**WORKING DATA**:
———

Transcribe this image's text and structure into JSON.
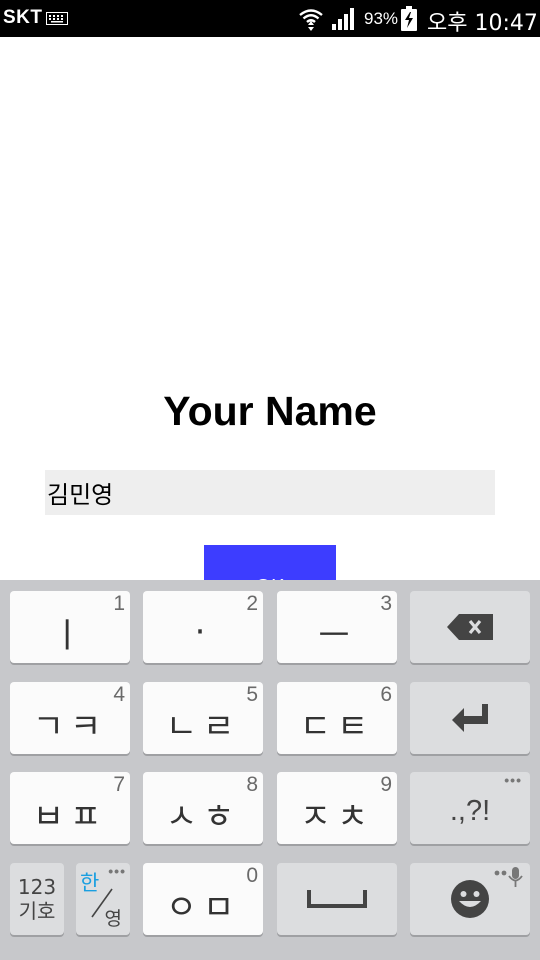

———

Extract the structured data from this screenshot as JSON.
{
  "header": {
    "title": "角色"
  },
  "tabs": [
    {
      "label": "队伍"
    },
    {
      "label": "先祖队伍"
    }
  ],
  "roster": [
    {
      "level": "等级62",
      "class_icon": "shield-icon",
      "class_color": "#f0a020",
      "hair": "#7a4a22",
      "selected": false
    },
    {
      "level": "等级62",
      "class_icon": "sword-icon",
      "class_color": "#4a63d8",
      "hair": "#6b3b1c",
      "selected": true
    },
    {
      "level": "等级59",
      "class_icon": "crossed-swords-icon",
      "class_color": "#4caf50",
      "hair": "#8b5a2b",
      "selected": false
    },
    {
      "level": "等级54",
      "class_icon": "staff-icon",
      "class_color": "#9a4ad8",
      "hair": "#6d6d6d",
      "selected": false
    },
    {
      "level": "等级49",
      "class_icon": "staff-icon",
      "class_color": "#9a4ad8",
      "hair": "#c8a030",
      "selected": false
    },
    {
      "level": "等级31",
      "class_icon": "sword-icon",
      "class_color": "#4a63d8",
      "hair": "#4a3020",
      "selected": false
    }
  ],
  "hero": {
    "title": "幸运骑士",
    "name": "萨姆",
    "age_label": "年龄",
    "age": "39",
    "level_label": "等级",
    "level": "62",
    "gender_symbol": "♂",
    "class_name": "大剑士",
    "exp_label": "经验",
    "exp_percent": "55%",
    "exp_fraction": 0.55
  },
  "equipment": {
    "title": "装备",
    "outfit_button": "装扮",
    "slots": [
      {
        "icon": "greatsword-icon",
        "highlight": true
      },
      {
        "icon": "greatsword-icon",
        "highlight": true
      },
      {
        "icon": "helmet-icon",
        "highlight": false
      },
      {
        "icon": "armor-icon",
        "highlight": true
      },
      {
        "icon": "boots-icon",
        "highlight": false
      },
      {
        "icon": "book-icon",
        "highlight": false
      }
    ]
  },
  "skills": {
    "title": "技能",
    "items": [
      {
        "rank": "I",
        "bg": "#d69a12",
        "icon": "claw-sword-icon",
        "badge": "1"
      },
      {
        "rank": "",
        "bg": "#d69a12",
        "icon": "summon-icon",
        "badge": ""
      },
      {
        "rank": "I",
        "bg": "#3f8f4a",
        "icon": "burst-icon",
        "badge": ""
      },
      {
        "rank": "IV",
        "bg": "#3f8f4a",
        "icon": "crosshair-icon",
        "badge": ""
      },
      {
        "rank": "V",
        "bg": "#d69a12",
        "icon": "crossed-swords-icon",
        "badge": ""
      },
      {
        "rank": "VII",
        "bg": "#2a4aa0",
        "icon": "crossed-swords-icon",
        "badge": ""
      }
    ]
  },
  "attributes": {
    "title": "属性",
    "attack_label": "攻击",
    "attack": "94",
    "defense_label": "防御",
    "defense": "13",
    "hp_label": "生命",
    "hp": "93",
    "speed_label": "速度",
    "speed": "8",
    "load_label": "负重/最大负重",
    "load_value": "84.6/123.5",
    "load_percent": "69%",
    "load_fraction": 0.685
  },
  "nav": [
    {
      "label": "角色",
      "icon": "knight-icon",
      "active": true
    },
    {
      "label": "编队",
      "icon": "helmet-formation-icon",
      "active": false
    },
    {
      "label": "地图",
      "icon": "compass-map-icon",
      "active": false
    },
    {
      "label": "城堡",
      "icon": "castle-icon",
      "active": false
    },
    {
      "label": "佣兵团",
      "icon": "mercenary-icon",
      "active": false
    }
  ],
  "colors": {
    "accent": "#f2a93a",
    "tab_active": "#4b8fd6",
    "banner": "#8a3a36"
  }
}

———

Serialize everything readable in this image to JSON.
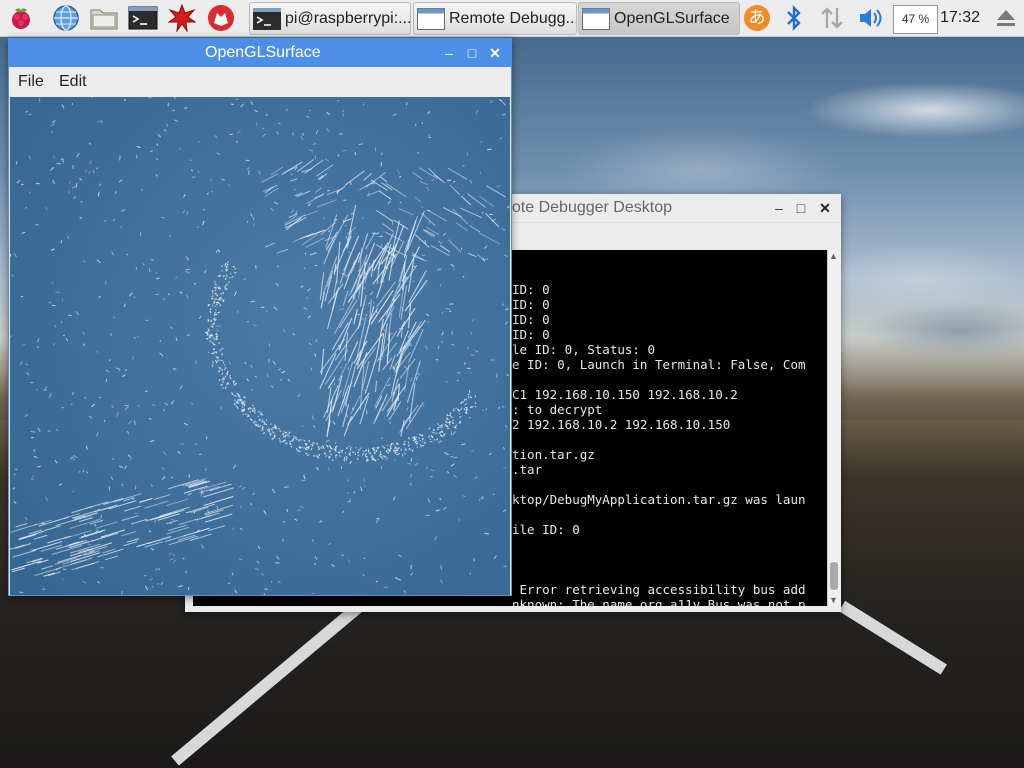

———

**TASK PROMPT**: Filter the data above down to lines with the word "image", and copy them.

**REPLY TO THE EXERCISE**:
Transcribe this image's text and structure into JSON.
Serialize everything readable in this image to JSON.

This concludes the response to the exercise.